### Dataset excerpts
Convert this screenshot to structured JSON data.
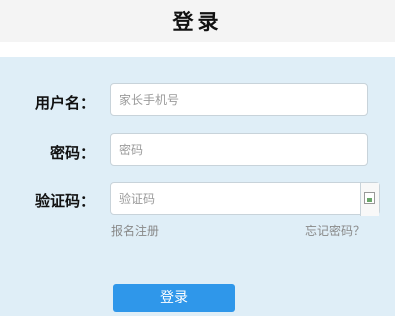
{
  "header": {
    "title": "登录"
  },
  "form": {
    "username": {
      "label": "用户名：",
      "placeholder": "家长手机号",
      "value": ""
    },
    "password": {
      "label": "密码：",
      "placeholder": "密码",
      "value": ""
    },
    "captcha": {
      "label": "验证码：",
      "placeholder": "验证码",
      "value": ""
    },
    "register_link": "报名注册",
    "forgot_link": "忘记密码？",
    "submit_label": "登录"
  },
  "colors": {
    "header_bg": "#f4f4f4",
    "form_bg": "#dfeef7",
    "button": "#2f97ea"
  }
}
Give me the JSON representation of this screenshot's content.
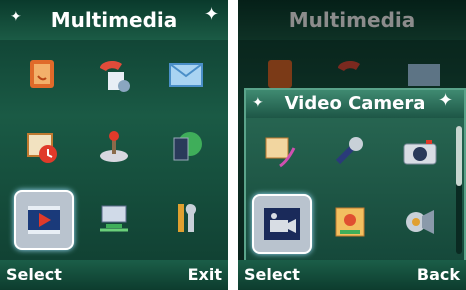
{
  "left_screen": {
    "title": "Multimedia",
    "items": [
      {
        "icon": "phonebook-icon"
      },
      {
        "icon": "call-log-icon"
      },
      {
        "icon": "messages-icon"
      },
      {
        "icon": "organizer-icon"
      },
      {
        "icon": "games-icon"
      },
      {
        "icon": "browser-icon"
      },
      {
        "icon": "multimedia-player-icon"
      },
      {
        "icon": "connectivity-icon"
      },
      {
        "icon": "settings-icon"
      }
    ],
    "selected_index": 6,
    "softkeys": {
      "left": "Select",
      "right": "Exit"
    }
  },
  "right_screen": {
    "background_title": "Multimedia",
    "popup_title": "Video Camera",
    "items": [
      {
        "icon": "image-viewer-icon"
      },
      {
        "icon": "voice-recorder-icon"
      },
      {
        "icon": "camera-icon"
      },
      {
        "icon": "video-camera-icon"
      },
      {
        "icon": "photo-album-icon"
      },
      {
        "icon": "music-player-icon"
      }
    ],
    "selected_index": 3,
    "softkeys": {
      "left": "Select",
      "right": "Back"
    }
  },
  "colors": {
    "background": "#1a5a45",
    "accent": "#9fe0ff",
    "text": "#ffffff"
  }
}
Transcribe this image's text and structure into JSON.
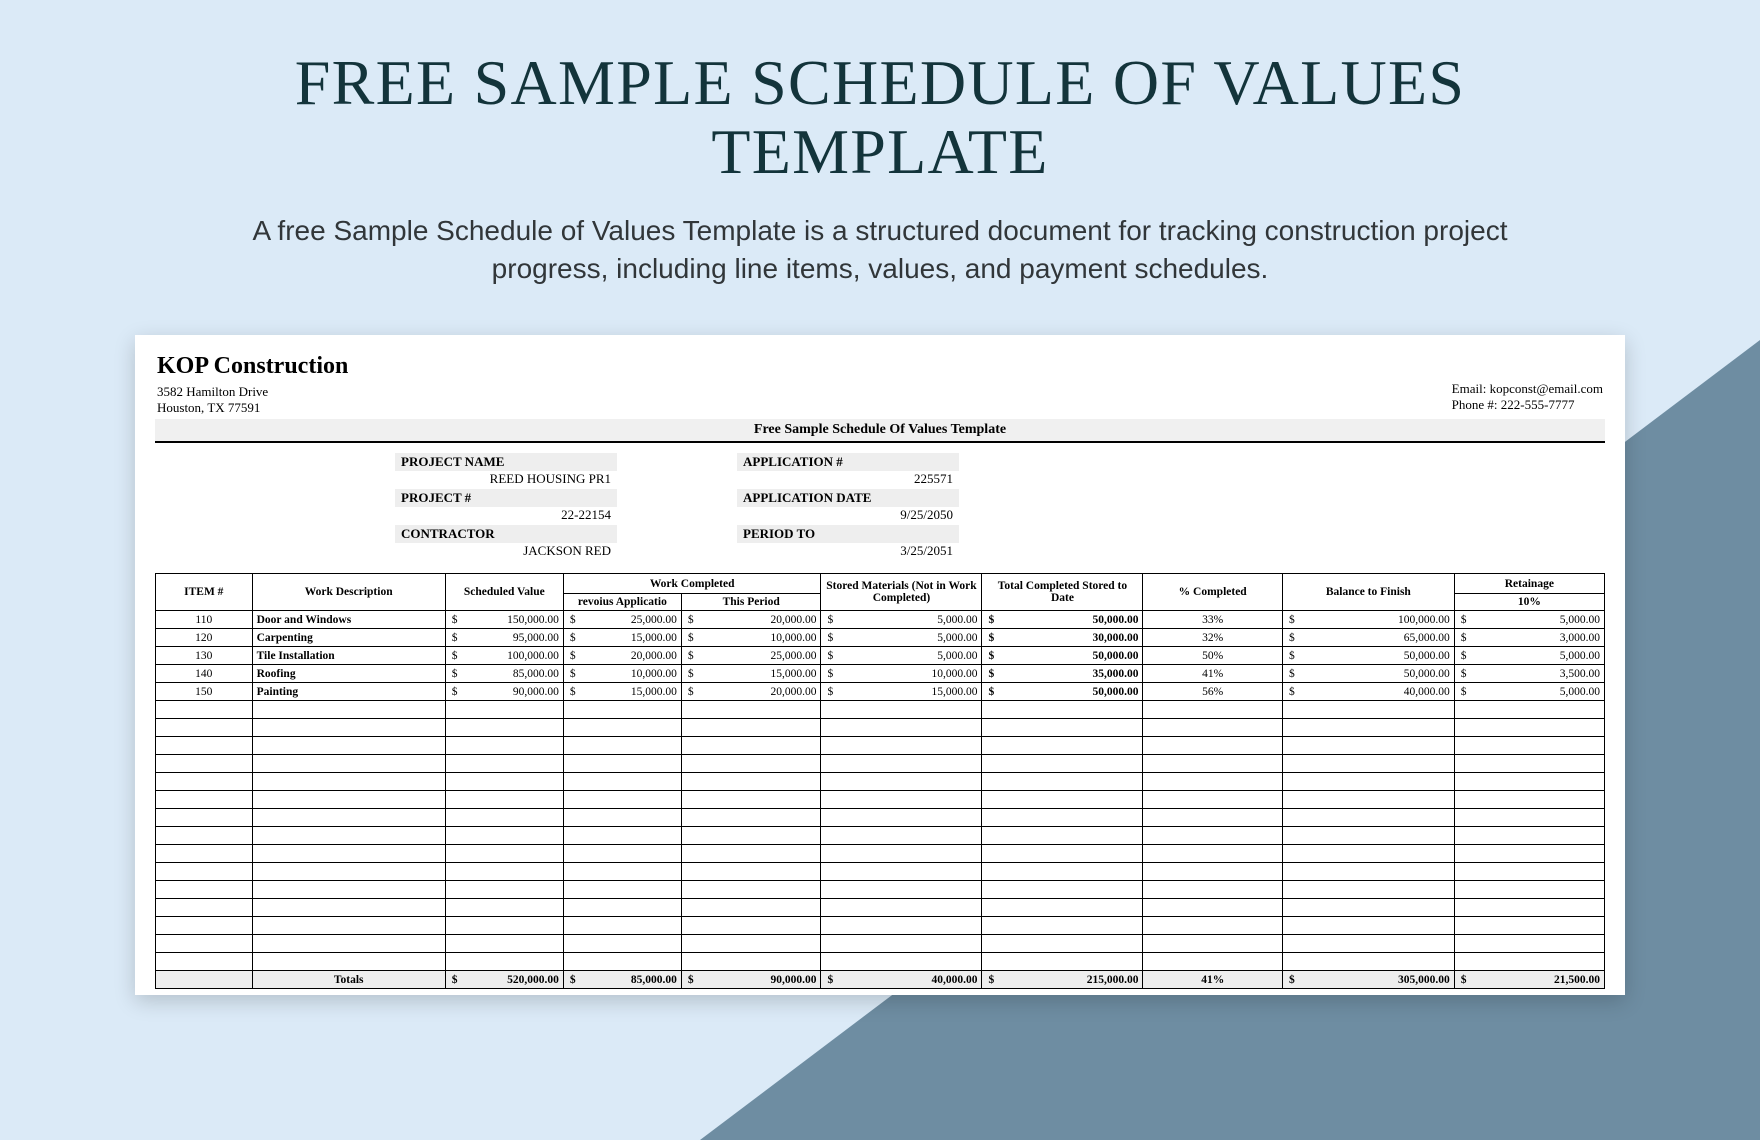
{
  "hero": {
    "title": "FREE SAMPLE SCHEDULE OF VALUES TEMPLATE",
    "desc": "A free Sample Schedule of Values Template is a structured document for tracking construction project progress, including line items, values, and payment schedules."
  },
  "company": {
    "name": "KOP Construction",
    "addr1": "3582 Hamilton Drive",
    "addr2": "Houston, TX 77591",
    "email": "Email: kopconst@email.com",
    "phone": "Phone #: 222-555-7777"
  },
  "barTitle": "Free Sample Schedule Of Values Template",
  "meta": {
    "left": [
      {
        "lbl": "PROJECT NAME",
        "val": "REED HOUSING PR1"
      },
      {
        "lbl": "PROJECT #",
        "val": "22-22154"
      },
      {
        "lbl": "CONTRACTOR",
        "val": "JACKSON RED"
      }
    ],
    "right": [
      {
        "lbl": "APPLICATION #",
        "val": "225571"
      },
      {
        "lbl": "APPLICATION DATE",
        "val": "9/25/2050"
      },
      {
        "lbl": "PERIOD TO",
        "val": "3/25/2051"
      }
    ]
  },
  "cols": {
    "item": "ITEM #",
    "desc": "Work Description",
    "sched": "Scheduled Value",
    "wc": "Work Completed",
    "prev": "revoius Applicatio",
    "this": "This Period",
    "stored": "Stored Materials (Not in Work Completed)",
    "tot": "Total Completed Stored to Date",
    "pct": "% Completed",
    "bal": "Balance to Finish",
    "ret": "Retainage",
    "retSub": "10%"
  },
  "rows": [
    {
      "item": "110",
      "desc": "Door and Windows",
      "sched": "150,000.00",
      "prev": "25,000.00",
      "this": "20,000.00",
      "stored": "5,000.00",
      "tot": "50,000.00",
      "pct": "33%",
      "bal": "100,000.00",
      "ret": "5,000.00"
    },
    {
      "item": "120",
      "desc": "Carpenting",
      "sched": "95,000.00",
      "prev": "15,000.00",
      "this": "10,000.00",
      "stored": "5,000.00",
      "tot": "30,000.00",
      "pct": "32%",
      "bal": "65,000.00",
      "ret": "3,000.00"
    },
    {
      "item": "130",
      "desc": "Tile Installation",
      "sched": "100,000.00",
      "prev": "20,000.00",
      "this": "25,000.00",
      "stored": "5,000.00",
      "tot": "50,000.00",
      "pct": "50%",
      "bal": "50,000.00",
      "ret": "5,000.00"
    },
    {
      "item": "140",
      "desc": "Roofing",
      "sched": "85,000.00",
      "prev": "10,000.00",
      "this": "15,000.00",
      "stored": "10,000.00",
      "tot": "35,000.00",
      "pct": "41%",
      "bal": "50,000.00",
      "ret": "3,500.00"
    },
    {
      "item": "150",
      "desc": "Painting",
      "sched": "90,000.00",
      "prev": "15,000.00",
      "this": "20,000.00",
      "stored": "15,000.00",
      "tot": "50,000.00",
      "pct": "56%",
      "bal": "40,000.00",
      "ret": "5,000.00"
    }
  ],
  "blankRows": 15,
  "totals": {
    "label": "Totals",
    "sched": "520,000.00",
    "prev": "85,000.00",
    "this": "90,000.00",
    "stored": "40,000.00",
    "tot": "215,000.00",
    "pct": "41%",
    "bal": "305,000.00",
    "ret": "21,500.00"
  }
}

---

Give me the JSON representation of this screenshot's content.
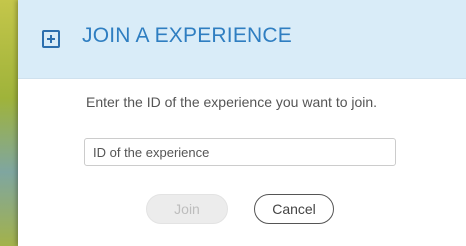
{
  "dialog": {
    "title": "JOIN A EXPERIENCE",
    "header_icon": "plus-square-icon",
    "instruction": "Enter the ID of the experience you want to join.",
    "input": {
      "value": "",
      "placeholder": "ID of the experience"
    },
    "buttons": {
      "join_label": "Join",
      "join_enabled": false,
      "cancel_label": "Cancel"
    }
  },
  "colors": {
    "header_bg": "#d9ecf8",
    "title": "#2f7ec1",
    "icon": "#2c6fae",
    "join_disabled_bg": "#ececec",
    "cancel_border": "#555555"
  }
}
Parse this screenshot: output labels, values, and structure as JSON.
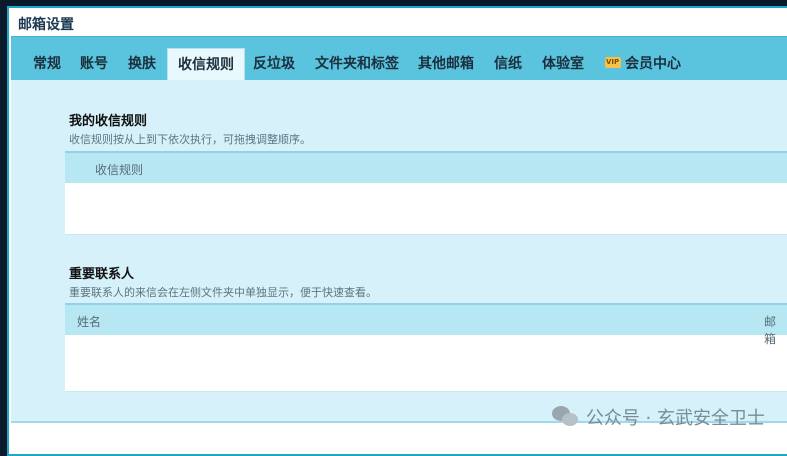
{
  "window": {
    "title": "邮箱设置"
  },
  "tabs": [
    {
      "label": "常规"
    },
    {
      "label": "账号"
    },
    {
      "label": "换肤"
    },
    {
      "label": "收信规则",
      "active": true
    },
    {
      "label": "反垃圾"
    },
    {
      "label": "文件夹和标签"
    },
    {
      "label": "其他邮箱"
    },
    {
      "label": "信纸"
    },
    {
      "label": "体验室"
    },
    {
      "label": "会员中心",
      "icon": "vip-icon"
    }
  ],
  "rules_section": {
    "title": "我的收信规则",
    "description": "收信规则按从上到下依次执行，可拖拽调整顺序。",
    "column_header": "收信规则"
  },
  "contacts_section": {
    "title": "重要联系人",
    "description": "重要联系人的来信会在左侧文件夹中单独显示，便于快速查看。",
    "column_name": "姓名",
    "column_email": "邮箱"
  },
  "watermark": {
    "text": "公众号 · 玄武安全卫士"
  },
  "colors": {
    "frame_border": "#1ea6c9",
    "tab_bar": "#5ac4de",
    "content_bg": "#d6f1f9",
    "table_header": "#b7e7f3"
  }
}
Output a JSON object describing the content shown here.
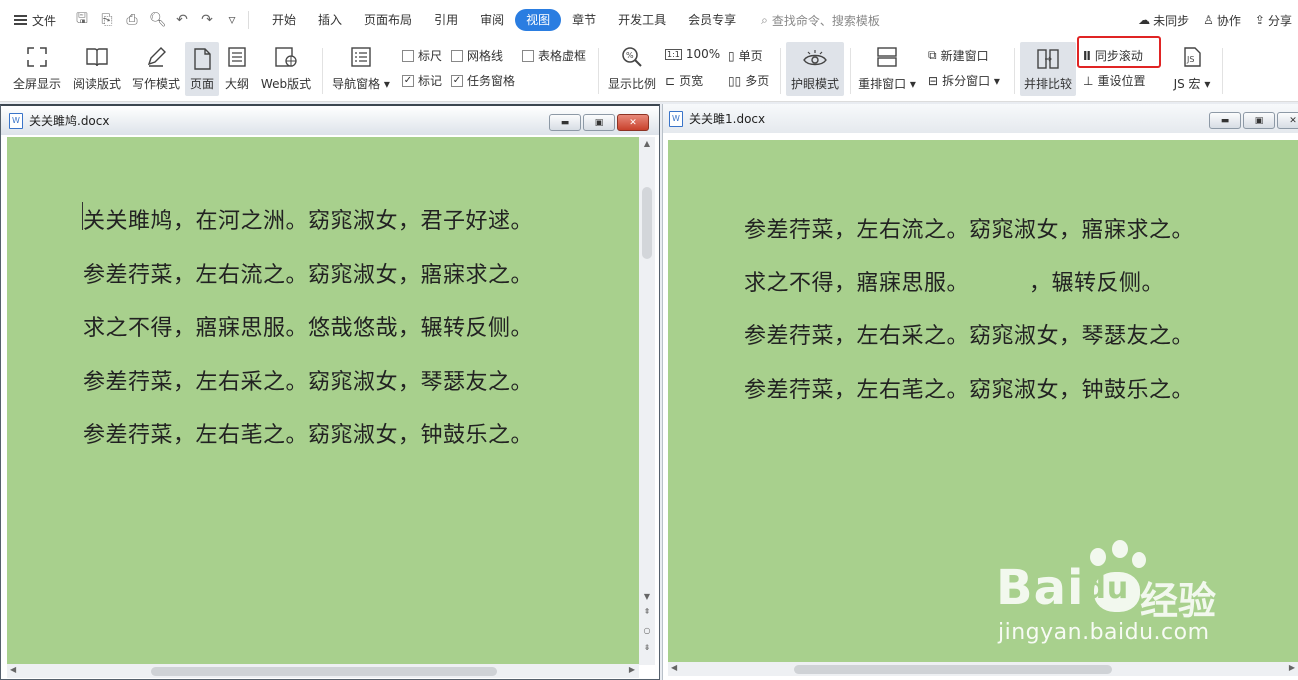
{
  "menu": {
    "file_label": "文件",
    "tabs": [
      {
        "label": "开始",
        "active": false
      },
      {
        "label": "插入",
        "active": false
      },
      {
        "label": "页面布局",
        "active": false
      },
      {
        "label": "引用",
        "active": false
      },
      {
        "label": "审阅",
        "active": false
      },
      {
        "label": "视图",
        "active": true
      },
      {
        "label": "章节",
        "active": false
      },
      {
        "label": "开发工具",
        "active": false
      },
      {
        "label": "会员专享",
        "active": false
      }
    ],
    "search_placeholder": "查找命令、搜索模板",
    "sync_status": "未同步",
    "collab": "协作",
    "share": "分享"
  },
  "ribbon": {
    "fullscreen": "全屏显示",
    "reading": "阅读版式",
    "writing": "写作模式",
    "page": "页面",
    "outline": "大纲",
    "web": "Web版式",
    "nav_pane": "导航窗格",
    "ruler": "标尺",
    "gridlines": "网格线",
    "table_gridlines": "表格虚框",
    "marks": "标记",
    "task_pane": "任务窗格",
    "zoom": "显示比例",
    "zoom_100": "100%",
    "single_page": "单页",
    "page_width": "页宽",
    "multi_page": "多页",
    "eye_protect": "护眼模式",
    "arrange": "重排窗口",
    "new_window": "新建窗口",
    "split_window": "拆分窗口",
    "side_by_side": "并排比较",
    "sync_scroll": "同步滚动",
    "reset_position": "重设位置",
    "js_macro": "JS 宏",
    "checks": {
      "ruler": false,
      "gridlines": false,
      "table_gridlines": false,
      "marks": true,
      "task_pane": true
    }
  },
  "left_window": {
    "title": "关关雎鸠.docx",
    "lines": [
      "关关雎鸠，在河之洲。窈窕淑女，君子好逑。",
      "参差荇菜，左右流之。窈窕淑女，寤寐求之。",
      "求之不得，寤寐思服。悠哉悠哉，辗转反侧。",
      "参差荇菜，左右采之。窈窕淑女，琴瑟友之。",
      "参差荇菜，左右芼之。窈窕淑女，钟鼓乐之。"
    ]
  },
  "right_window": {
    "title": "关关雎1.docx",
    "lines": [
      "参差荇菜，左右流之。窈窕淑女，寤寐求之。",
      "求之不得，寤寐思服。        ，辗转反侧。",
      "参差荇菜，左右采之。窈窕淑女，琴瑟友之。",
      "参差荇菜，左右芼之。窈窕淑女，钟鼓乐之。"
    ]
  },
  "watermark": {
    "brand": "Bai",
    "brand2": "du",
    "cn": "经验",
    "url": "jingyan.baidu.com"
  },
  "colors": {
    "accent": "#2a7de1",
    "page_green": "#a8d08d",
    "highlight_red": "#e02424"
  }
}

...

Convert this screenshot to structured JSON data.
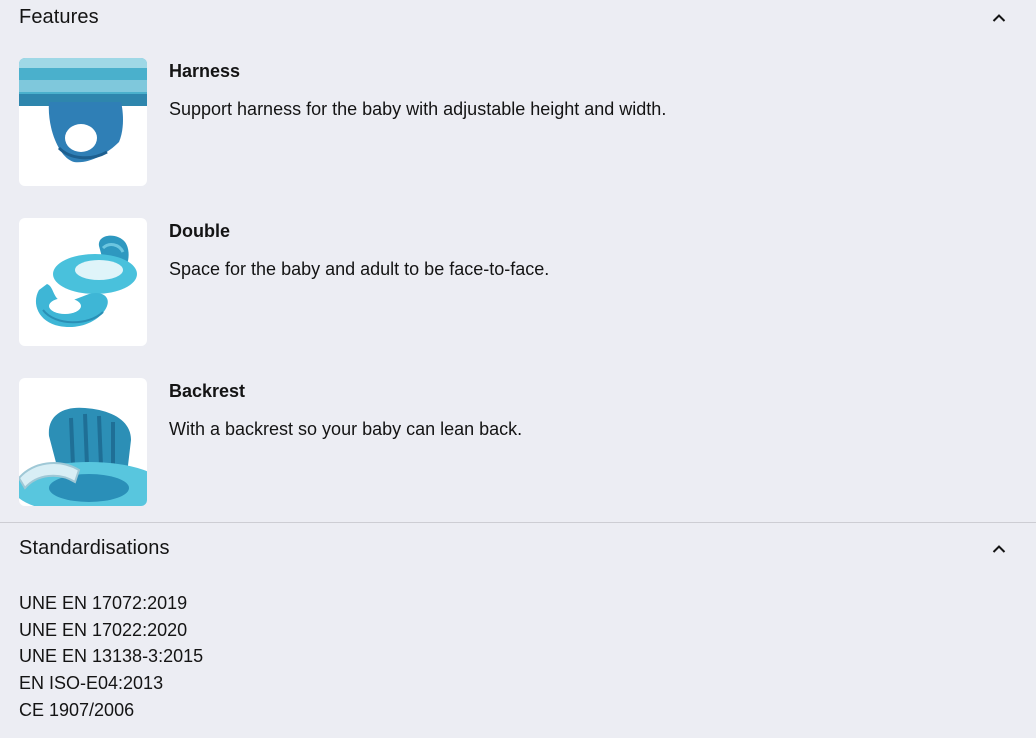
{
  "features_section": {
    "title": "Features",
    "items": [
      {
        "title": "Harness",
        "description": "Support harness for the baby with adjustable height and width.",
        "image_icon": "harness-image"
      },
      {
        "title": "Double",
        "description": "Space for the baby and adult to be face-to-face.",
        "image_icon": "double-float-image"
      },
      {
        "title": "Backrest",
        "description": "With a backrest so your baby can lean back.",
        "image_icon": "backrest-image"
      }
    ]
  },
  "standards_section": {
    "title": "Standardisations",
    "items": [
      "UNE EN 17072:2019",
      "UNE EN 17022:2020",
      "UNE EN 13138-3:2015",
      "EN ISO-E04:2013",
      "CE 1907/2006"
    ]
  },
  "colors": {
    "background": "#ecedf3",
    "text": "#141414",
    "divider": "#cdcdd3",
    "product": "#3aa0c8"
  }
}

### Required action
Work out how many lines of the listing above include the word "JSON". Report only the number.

### Completed task
7